### Exercise instructions:
The entries below are to be repeated verbatim, in full.

>>>>>

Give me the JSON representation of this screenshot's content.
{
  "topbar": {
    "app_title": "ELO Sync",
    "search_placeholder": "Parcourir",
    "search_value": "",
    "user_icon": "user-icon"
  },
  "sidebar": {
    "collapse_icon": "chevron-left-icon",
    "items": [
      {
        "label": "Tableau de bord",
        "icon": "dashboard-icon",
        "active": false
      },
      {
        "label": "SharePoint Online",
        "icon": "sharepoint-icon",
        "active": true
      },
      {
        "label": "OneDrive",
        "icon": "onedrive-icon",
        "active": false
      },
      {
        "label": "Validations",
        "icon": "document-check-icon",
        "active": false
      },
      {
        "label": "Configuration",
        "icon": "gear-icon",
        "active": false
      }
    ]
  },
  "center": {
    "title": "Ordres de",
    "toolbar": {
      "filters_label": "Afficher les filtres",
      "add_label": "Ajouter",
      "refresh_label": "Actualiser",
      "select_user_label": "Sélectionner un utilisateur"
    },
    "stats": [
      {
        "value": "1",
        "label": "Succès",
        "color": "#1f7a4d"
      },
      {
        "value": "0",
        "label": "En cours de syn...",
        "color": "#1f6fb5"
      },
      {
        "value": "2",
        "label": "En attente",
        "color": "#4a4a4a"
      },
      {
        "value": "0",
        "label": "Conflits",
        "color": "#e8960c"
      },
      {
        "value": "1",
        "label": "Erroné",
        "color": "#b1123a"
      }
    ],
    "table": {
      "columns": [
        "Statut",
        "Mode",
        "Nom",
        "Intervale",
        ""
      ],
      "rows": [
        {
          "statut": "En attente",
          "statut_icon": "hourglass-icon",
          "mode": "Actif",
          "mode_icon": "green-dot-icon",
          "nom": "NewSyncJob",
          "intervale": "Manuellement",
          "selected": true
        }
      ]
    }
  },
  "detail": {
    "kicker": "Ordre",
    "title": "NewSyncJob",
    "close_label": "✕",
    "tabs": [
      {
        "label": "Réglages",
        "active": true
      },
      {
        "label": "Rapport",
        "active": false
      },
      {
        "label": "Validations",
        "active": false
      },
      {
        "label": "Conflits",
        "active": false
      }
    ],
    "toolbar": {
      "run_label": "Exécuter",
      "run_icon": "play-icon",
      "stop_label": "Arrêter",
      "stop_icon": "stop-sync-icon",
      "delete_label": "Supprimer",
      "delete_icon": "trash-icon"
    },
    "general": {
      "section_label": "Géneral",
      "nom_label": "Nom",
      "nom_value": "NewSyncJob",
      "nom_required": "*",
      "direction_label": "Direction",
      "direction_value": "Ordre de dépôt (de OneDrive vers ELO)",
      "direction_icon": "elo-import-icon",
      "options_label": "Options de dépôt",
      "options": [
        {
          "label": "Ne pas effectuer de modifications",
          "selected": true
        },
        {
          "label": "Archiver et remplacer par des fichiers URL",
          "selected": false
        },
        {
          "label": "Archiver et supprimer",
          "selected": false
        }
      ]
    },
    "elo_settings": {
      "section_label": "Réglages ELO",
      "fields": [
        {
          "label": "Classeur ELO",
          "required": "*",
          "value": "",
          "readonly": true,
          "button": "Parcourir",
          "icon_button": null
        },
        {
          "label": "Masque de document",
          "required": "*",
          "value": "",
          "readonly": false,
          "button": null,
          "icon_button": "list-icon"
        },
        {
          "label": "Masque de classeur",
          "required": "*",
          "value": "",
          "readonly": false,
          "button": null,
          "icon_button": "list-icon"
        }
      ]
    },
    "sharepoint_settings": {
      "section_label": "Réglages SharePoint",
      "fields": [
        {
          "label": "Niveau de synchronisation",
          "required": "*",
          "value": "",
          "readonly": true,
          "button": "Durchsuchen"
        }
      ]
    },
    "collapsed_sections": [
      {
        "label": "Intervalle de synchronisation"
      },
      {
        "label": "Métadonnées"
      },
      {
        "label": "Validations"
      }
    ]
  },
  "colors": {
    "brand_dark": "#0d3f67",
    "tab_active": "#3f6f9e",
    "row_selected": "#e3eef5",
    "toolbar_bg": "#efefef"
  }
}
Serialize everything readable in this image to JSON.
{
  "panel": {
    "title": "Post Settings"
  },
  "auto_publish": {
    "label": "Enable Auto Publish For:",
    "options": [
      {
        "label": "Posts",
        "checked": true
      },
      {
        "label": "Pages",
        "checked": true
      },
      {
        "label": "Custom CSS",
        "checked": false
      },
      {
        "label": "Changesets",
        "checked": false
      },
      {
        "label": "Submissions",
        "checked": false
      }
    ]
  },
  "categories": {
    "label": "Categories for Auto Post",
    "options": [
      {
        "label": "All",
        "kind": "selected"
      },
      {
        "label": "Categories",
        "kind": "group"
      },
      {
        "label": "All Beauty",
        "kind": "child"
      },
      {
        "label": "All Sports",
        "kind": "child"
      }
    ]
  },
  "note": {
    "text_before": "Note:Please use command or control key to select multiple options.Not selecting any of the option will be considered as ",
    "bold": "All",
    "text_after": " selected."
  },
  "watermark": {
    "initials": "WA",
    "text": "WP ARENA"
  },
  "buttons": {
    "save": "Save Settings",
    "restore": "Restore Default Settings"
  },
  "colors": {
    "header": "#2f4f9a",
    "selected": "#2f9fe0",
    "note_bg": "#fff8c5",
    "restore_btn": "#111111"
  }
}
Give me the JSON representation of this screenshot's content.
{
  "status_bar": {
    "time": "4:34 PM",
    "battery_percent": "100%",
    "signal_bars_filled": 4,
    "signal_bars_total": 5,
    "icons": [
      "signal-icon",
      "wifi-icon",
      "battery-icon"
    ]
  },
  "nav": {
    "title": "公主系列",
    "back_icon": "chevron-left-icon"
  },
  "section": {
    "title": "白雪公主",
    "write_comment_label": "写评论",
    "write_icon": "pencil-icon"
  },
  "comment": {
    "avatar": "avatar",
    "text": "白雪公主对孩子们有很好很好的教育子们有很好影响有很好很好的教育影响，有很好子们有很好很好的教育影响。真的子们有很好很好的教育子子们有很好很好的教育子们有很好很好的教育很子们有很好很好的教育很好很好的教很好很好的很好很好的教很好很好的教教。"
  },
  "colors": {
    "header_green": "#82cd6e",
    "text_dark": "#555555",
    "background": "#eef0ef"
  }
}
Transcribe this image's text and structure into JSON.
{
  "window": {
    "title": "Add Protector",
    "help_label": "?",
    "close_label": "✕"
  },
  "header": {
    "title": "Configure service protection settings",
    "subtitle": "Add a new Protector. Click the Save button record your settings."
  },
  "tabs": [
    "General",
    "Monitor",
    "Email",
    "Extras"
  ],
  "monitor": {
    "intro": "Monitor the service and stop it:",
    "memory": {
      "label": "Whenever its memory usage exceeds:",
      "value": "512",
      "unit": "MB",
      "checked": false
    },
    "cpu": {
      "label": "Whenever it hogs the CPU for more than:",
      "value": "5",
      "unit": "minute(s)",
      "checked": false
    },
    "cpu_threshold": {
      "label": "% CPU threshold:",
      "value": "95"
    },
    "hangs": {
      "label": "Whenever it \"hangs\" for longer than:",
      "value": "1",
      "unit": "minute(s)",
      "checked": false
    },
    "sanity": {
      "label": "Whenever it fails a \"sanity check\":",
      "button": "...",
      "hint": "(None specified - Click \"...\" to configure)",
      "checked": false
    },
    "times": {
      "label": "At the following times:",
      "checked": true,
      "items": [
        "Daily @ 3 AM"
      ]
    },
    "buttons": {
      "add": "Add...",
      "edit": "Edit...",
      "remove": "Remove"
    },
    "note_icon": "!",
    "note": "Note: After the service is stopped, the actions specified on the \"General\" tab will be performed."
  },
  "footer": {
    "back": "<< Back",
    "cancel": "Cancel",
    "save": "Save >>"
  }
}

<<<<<

### Answer box:
Give me the JSON representation of this screenshot's content.
{
  "topbar": {
    "app_title": "ELO Sync",
    "search_placeholder": "Parcourir",
    "search_value": "",
    "user_icon": "user-icon"
  },
  "sidebar": {
    "collapse_icon": "chevron-left-icon",
    "items": [
      {
        "label": "Tableau de bord",
        "icon": "dashboard-icon",
        "active": false
      },
      {
        "label": "SharePoint Online",
        "icon": "sharepoint-icon",
        "active": true
      },
      {
        "label": "OneDrive",
        "icon": "onedrive-icon",
        "active": false
      },
      {
        "label": "Validations",
        "icon": "document-check-icon",
        "active": false
      },
      {
        "label": "Configuration",
        "icon": "gear-icon",
        "active": false
      }
    ]
  },
  "center": {
    "title": "Ordres de",
    "toolbar": {
      "filters_label": "Afficher les filtres",
      "add_label": "Ajouter",
      "refresh_label": "Actualiser",
      "select_user_label": "Sélectionner un utilisateur"
    },
    "stats": [
      {
        "value": "1",
        "label": "Succès",
        "color": "#1f7a4d"
      },
      {
        "value": "0",
        "label": "En cours de syn...",
        "color": "#1f6fb5"
      },
      {
        "value": "2",
        "label": "En attente",
        "color": "#4a4a4a"
      },
      {
        "value": "0",
        "label": "Conflits",
        "color": "#e8960c"
      },
      {
        "value": "1",
        "label": "Erroné",
        "color": "#b1123a"
      }
    ],
    "table": {
      "columns": [
        "Statut",
        "Mode",
        "Nom",
        "Intervale",
        ""
      ],
      "rows": [
        {
          "statut": "En attente",
          "statut_icon": "hourglass-icon",
          "mode": "Actif",
          "mode_icon": "green-dot-icon",
          "nom": "NewSyncJob",
          "intervale": "Manuellement",
          "selected": true
        }
      ]
    }
  },
  "detail": {
    "kicker": "Ordre",
    "title": "NewSyncJob",
    "close_label": "✕",
    "tabs": [
      {
        "label": "Réglages",
        "active": true
      },
      {
        "label": "Rapport",
        "active": false
      },
      {
        "label": "Validations",
        "active": false
      },
      {
        "label": "Conflits",
        "active": false
      }
    ],
    "toolbar": {
      "run_label": "Exécuter",
      "run_icon": "play-icon",
      "stop_label": "Arrêter",
      "stop_icon": "stop-sync-icon",
      "delete_label": "Supprimer",
      "delete_icon": "trash-icon"
    },
    "general": {
      "section_label": "Géneral",
      "nom_label": "Nom",
      "nom_value": "NewSyncJob",
      "nom_required": "*",
      "direction_label": "Direction",
      "direction_value": "Ordre de dépôt (de OneDrive vers ELO)",
      "direction_icon": "elo-import-icon",
      "options_label": "Options de dépôt",
      "options": [
        {
          "label": "Ne pas effectuer de modifications",
          "selected": true
        },
        {
          "label": "Archiver et remplacer par des fichiers URL",
          "selected": false
        },
        {
          "label": "Archiver et supprimer",
          "selected": false
        }
      ]
    },
    "elo_settings": {
      "section_label": "Réglages ELO",
      "fields": [
        {
          "label": "Classeur ELO",
          "required": "*",
          "value": "",
          "readonly": true,
          "button": "Parcourir",
          "icon_button": null
        },
        {
          "label": "Masque de document",
          "required": "*",
          "value": "",
          "readonly": false,
          "button": null,
          "icon_button": "list-icon"
        },
        {
          "label": "Masque de classeur",
          "required": "*",
          "value": "",
          "readonly": false,
          "button": null,
          "icon_button": "list-icon"
        }
      ]
    },
    "sharepoint_settings": {
      "section_label": "Réglages SharePoint",
      "fields": [
        {
          "label": "Niveau de synchronisation",
          "required": "*",
          "value": "",
          "readonly": true,
          "button": "Durchsuchen"
        }
      ]
    },
    "collapsed_sections": [
      {
        "label": "Intervalle de synchronisation"
      },
      {
        "label": "Métadonnées"
      },
      {
        "label": "Validations"
      }
    ]
  },
  "colors": {
    "brand_dark": "#0d3f67",
    "tab_active": "#3f6f9e",
    "row_selected": "#e3eef5",
    "toolbar_bg": "#efefef"
  }
}
Serialize everything readable in this image to JSON.
{
  "panel": {
    "title": "Post Settings"
  },
  "auto_publish": {
    "label": "Enable Auto Publish For:",
    "options": [
      {
        "label": "Posts",
        "checked": true
      },
      {
        "label": "Pages",
        "checked": true
      },
      {
        "label": "Custom CSS",
        "checked": false
      },
      {
        "label": "Changesets",
        "checked": false
      },
      {
        "label": "Submissions",
        "checked": false
      }
    ]
  },
  "categories": {
    "label": "Categories for Auto Post",
    "options": [
      {
        "label": "All",
        "kind": "selected"
      },
      {
        "label": "Categories",
        "kind": "group"
      },
      {
        "label": "All Beauty",
        "kind": "child"
      },
      {
        "label": "All Sports",
        "kind": "child"
      }
    ]
  },
  "note": {
    "text_before": "Note:Please use command or control key to select multiple options.Not selecting any of the option will be considered as ",
    "bold": "All",
    "text_after": " selected."
  },
  "watermark": {
    "initials": "WA",
    "text": "WP ARENA"
  },
  "buttons": {
    "save": "Save Settings",
    "restore": "Restore Default Settings"
  },
  "colors": {
    "header": "#2f4f9a",
    "selected": "#2f9fe0",
    "note_bg": "#fff8c5",
    "restore_btn": "#111111"
  }
}
Give me the JSON representation of this screenshot's content.
{
  "status_bar": {
    "time": "4:34 PM",
    "battery_percent": "100%",
    "signal_bars_filled": 4,
    "signal_bars_total": 5,
    "icons": [
      "signal-icon",
      "wifi-icon",
      "battery-icon"
    ]
  },
  "nav": {
    "title": "公主系列",
    "back_icon": "chevron-left-icon"
  },
  "section": {
    "title": "白雪公主",
    "write_comment_label": "写评论",
    "write_icon": "pencil-icon"
  },
  "comment": {
    "avatar": "avatar",
    "text": "白雪公主对孩子们有很好很好的教育子们有很好影响有很好很好的教育影响，有很好子们有很好很好的教育影响。真的子们有很好很好的教育子子们有很好很好的教育子们有很好很好的教育很子们有很好很好的教育很好很好的教很好很好的很好很好的教很好很好的教教。"
  },
  "colors": {
    "header_green": "#82cd6e",
    "text_dark": "#555555",
    "background": "#eef0ef"
  }
}
Transcribe this image's text and structure into JSON.
{
  "window": {
    "title": "Add Protector",
    "help_label": "?",
    "close_label": "✕"
  },
  "header": {
    "title": "Configure service protection settings",
    "subtitle": "Add a new Protector. Click the Save button record your settings."
  },
  "tabs": [
    "General",
    "Monitor",
    "Email",
    "Extras"
  ],
  "monitor": {
    "intro": "Monitor the service and stop it:",
    "memory": {
      "label": "Whenever its memory usage exceeds:",
      "value": "512",
      "unit": "MB",
      "checked": false
    },
    "cpu": {
      "label": "Whenever it hogs the CPU for more than:",
      "value": "5",
      "unit": "minute(s)",
      "checked": false
    },
    "cpu_threshold": {
      "label": "% CPU threshold:",
      "value": "95"
    },
    "hangs": {
      "label": "Whenever it \"hangs\" for longer than:",
      "value": "1",
      "unit": "minute(s)",
      "checked": false
    },
    "sanity": {
      "label": "Whenever it fails a \"sanity check\":",
      "button": "...",
      "hint": "(None specified - Click \"...\" to configure)",
      "checked": false
    },
    "times": {
      "label": "At the following times:",
      "checked": true,
      "items": [
        "Daily @ 3 AM"
      ]
    },
    "buttons": {
      "add": "Add...",
      "edit": "Edit...",
      "remove": "Remove"
    },
    "note_icon": "!",
    "note": "Note: After the service is stopped, the actions specified on the \"General\" tab will be performed."
  },
  "footer": {
    "back": "<< Back",
    "cancel": "Cancel",
    "save": "Save >>"
  }
}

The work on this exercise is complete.